About this task — For this task, every record below must be reproduced exactly.

Data to examine —
_ _ _
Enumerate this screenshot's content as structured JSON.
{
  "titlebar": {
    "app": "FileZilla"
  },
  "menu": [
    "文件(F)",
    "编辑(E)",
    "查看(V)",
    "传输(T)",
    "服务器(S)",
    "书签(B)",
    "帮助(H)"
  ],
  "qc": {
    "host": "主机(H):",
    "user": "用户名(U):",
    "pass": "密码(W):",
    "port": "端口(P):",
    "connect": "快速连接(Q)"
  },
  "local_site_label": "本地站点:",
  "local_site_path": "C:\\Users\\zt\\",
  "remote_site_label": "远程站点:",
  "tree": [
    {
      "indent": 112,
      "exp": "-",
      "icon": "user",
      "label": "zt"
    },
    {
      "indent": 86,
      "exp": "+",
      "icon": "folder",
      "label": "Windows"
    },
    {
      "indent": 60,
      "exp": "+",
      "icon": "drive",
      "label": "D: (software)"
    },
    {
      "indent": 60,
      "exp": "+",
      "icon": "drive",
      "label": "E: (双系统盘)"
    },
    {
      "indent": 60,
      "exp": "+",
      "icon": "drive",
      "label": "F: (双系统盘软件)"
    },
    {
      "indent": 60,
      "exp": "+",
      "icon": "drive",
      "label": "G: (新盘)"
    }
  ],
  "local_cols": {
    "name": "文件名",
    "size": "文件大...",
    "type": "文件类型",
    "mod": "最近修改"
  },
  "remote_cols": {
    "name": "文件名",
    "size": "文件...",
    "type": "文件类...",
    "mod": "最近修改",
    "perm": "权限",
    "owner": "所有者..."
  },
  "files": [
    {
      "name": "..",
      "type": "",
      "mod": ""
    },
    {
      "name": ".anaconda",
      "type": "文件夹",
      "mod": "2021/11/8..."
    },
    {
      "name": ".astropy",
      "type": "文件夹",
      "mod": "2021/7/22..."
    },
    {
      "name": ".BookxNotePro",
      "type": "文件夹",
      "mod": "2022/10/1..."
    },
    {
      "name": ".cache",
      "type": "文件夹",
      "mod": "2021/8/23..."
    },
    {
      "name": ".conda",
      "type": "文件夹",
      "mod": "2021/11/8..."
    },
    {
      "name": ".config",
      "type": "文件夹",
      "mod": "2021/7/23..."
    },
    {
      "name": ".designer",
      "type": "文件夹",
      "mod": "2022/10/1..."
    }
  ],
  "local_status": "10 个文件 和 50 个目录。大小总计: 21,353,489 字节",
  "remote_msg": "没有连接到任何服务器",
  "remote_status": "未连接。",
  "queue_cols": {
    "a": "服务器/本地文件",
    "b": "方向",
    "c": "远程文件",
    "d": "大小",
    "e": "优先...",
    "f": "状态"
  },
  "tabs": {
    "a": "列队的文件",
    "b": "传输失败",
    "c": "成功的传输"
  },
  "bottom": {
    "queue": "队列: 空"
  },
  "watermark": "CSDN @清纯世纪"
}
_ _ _
Answer to the problem —
Enumerate this screenshot's content as structured JSON.
{
  "titlebar": {
    "app": "FileZilla"
  },
  "menu": [
    "文件(F)",
    "编辑(E)",
    "查看(V)",
    "传输(T)",
    "服务器(S)",
    "书签(B)",
    "帮助(H)"
  ],
  "qc": {
    "host": "主机(H):",
    "user": "用户名(U):",
    "pass": "密码(W):",
    "port": "端口(P):",
    "connect": "快速连接(Q)"
  },
  "local_site_label": "本地站点:",
  "local_site_path": "C:\\Users\\zt\\",
  "remote_site_label": "远程站点:",
  "tree": [
    {
      "indent": 112,
      "exp": "-",
      "icon": "user",
      "label": "zt"
    },
    {
      "indent": 86,
      "exp": "+",
      "icon": "folder",
      "label": "Windows"
    },
    {
      "indent": 60,
      "exp": "+",
      "icon": "drive",
      "label": "D: (software)"
    },
    {
      "indent": 60,
      "exp": "+",
      "icon": "drive",
      "label": "E: (双系统盘)"
    },
    {
      "indent": 60,
      "exp": "+",
      "icon": "drive",
      "label": "F: (双系统盘软件)"
    },
    {
      "indent": 60,
      "exp": "+",
      "icon": "drive",
      "label": "G: (新盘)"
    }
  ],
  "local_cols": {
    "name": "文件名",
    "size": "文件大...",
    "type": "文件类型",
    "mod": "最近修改"
  },
  "remote_cols": {
    "name": "文件名",
    "size": "文件...",
    "type": "文件类...",
    "mod": "最近修改",
    "perm": "权限",
    "owner": "所有者..."
  },
  "files": [
    {
      "name": "..",
      "type": "",
      "mod": ""
    },
    {
      "name": ".anaconda",
      "type": "文件夹",
      "mod": "2021/11/8..."
    },
    {
      "name": ".astropy",
      "type": "文件夹",
      "mod": "2021/7/22..."
    },
    {
      "name": ".BookxNotePro",
      "type": "文件夹",
      "mod": "2022/10/1..."
    },
    {
      "name": ".cache",
      "type": "文件夹",
      "mod": "2021/8/23..."
    },
    {
      "name": ".conda",
      "type": "文件夹",
      "mod": "2021/11/8..."
    },
    {
      "name": ".config",
      "type": "文件夹",
      "mod": "2021/7/23..."
    },
    {
      "name": ".designer",
      "type": "文件夹",
      "mod": "2022/10/1..."
    }
  ],
  "local_status": "10 个文件 和 50 个目录。大小总计: 21,353,489 字节",
  "remote_msg": "没有连接到任何服务器",
  "remote_status": "未连接。",
  "queue_cols": {
    "a": "服务器/本地文件",
    "b": "方向",
    "c": "远程文件",
    "d": "大小",
    "e": "优先...",
    "f": "状态"
  },
  "tabs": {
    "a": "列队的文件",
    "b": "传输失败",
    "c": "成功的传输"
  },
  "bottom": {
    "queue": "队列: 空"
  },
  "watermark": "CSDN @清纯世纪"
}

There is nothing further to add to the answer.